This week, the Property Poser experts assist a reader who is struggling to get final approval from the homeowners’ association for his newly built home in a security estate.
Without it, the local council will not issue a certificate of occupancy.
The reason given by the HOA for withholding approval is that landscaping needs to be completed, including putting grass down.
The reader argues that the road in front of his house is still under construction and that he will sort out the landscaping issue once this road has been finalised.
Despite not having the letter of occupancy in hand, the reader still proceeded to move into the property and, shortly thereafter, the electricity was disconnected.
The HOA directed correspondence to the reader, via an attorney, that he must remove all his furniture from the property because he does not have the required occupancy certificate.
In terms of the National Building Regulations and Building Standards Act, an occupation certificate is compulsory for every building before occupation, says Sean Radue of Radue Attorneys in Port Elizabeth.
“This is to ensure that certain relevant building requirements have been met and thereby safeguard the owner and other occupants.”

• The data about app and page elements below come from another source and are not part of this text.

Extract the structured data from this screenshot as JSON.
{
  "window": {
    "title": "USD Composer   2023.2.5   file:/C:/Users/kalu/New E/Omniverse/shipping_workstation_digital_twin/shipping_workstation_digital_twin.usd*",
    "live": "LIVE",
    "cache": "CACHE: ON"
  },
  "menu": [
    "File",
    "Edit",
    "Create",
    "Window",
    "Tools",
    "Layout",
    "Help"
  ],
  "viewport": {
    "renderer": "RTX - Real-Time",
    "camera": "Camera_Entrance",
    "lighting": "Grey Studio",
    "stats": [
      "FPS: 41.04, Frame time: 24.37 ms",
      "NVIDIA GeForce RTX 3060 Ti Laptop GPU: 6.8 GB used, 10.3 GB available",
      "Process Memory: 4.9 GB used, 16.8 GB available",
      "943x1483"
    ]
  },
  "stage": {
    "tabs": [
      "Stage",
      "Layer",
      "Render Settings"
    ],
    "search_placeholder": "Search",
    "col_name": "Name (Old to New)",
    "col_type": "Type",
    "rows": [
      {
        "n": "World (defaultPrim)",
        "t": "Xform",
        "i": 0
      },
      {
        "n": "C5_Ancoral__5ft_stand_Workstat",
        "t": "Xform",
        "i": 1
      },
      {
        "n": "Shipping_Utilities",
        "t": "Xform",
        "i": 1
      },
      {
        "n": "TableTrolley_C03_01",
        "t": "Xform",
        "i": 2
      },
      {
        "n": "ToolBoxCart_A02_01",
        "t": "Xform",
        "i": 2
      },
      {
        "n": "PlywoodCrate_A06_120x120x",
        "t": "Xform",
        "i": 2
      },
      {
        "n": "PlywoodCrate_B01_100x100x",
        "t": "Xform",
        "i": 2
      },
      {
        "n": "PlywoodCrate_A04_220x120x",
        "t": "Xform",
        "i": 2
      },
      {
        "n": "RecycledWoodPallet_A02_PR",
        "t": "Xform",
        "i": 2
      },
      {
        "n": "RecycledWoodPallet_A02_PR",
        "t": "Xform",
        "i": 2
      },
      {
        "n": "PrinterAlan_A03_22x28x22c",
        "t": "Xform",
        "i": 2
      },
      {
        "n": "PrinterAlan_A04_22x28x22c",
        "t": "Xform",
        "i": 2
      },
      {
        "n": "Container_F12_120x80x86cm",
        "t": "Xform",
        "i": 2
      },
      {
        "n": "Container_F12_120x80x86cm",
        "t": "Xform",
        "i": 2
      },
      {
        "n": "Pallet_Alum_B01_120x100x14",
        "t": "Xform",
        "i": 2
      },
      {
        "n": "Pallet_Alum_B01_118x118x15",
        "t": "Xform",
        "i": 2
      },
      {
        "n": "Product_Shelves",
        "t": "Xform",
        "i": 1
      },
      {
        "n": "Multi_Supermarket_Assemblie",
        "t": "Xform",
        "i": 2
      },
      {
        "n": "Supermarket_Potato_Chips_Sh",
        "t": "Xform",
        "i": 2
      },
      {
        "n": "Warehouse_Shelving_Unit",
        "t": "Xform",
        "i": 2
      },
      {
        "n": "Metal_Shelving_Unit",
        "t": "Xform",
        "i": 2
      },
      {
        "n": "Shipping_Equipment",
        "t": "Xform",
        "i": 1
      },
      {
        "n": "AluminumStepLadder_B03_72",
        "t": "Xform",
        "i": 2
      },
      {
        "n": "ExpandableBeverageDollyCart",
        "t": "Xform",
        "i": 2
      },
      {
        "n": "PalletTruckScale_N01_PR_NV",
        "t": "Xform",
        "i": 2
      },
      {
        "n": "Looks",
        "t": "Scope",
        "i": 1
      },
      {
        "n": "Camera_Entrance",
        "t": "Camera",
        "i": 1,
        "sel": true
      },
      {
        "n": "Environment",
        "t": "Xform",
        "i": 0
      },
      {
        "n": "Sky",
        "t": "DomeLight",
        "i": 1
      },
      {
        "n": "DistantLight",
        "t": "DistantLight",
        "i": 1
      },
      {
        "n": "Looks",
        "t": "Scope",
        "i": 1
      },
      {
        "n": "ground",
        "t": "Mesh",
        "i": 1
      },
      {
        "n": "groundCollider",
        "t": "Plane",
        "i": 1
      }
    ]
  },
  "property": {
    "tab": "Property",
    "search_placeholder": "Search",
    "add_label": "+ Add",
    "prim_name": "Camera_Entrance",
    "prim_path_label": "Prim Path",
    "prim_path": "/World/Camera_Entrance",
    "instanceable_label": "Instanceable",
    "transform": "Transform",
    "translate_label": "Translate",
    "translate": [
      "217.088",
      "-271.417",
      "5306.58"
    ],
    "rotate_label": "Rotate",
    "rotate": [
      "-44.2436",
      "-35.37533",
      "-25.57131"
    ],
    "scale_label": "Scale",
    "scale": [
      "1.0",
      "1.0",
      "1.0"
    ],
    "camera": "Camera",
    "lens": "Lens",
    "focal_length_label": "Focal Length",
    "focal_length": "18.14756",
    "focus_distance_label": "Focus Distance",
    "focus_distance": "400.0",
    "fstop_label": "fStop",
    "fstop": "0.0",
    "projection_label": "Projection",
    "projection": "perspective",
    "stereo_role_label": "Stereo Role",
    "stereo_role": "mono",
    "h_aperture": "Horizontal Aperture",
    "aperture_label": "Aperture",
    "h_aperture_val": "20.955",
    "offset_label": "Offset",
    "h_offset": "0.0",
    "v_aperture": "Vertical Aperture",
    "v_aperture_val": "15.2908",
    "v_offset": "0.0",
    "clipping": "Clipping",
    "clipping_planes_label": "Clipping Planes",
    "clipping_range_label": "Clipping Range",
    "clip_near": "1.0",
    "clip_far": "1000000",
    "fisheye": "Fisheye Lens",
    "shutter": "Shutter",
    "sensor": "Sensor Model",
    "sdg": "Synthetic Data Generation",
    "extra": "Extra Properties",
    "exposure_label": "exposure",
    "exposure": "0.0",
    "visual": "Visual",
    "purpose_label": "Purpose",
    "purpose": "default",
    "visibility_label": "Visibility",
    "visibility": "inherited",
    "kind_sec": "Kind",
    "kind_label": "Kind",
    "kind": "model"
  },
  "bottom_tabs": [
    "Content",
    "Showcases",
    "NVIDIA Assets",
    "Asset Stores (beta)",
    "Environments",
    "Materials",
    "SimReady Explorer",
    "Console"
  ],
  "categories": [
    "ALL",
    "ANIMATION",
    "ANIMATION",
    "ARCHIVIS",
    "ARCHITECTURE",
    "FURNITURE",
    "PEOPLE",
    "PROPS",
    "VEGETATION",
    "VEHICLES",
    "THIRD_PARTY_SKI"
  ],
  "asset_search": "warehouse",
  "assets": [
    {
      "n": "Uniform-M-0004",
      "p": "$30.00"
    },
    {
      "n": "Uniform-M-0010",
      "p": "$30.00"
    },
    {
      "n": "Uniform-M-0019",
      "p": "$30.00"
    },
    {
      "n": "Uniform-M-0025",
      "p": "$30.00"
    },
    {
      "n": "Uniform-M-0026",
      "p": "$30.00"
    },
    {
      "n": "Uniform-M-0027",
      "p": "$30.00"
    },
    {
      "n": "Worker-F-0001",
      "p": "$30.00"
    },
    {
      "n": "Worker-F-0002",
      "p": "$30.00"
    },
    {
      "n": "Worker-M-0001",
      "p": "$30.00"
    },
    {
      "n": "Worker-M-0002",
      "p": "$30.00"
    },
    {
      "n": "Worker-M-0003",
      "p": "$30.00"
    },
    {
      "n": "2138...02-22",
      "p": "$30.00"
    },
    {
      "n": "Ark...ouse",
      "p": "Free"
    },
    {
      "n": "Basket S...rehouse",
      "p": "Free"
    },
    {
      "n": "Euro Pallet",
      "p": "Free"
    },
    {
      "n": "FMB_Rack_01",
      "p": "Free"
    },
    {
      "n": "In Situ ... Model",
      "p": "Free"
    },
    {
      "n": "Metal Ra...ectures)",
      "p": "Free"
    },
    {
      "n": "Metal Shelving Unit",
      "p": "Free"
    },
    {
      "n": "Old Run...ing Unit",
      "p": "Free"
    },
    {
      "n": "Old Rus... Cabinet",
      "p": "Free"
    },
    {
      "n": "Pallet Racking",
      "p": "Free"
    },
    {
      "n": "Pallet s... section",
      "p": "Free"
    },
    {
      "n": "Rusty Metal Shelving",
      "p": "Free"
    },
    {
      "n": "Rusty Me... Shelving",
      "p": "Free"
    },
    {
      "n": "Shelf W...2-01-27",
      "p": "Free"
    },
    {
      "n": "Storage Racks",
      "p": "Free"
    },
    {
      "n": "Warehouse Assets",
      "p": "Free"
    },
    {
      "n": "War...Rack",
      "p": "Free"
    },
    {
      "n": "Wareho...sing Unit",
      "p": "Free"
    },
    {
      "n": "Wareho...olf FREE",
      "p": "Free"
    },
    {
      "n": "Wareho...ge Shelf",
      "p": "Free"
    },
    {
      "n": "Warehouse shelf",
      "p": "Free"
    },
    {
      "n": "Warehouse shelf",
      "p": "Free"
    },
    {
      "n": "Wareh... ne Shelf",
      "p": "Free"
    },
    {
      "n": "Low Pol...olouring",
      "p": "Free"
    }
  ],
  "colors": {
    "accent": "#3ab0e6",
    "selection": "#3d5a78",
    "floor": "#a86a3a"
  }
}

Radue says the requirements before such a certificate may be issued include approved building plans, a completion certificate from a registered structural or civil engineer, a roof truss certificate, an electrical certificate of compliance and a glazing certificate.
“The list continues, but what